Leprosy in neighboring India
In India, 127,334 new leprosy cases were detected from 2016 to 2017, and 4.6 percent of them had Grade 2 disability at the time of diagnosis.
The World Health Organization (WHO) shows that a total of 20,8619 new leprosy cases were reported in 2018 from 127 countries.
According to the United Nations (UN), “The level of serious disability is alarming and completely unnecessary.”
“Too many people with leprosy remain trapped in a never-ending cycle of discrimination and disability,” it said.
What Do Experts Say?
The Leprosy Mission International Bangladesh (TLMI-B) Programme Support Coordinator Jiptah Boiragee said “To make Bangladesh a leprosy-free nation by 2030, ensuring treatment facilities for persons affected by leprosy in all government hospitals are necessary besides few leprosy-dedicated hospitals.”
It is necessary to provide training to government doctors as they can identify new leprosy case in early-stage, Jiptah added.

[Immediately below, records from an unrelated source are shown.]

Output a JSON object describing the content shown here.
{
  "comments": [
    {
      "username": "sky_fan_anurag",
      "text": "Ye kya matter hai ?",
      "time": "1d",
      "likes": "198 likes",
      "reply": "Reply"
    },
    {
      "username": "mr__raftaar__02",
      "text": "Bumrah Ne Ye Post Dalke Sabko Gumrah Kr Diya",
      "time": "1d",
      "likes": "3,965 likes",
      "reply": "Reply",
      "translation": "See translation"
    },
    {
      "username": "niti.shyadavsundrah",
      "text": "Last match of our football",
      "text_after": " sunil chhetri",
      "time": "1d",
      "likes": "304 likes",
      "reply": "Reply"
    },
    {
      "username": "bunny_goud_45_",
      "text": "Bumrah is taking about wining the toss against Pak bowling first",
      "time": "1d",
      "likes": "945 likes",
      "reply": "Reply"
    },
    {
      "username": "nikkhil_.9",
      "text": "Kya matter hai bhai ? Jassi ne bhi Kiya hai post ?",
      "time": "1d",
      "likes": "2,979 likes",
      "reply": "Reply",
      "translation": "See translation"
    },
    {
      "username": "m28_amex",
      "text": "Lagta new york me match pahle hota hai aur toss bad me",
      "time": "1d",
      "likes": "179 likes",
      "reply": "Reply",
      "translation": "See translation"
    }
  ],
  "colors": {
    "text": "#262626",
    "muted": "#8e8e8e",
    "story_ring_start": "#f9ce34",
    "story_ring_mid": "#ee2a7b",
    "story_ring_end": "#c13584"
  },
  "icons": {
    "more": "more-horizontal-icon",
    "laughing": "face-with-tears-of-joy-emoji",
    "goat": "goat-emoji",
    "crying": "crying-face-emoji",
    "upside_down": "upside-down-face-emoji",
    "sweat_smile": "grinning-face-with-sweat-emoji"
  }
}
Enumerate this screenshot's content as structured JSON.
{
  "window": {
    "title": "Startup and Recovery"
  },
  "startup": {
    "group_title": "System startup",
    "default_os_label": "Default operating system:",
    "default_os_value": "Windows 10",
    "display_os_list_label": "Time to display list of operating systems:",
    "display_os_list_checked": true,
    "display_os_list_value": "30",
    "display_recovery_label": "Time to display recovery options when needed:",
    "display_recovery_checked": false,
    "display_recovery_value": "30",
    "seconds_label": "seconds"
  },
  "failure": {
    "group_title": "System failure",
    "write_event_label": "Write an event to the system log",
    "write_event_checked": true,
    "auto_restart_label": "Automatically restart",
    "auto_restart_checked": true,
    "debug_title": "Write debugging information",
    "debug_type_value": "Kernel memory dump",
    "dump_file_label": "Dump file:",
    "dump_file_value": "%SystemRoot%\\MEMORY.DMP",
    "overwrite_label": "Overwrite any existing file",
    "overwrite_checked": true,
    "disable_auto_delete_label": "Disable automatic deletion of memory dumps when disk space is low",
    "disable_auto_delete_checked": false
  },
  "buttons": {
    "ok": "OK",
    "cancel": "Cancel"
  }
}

TLMI-B AEP Project Manager Masuma Parvin said “Besides the leprosy elimination activities, it is necessary to raise awareness against leprosy-related social stigma, superstitions and misconceptions in the society.”
Prime Minister’s Pledge to Make Bangladesh a Leprosy-Free Nation
Addressing the National Conference 2019 on Zero Leprosy Initiative by 2030 in Dhaka in 2019, Prime Minister Sheikh Hasina urged everyone to avoid negative attitudes and stop discriminating leprosy patients and instead take initiative for their proper treatment.
She said “We have to discard the mentality that if anyone is affected by leprosy, the person should be sacked or isolated from the society.”
Bangladesh’s Prime Minister said leprosy patients would get cured to a large extent if all of the society shoulders responsibility to ensure their rights to coexist in society.
“I believe that we could build a leprosy-free Bangladesh much before the target 2030, if we all work sincerely in this regard,” she added.
Urging local pharmaceutical companies to produce medicines for leprosy, PM Sheikh Hasina said “Many of our pharmaceutical companies are exporting their products to various countries. Our medicines are of very good quality. I would like to tell them that if they produce special medicines needed for leprosy patients and take measures to distribute them for free, we will reach our target (Zero Leprosy) very quickly.”
World Leprosy Day-2021 observed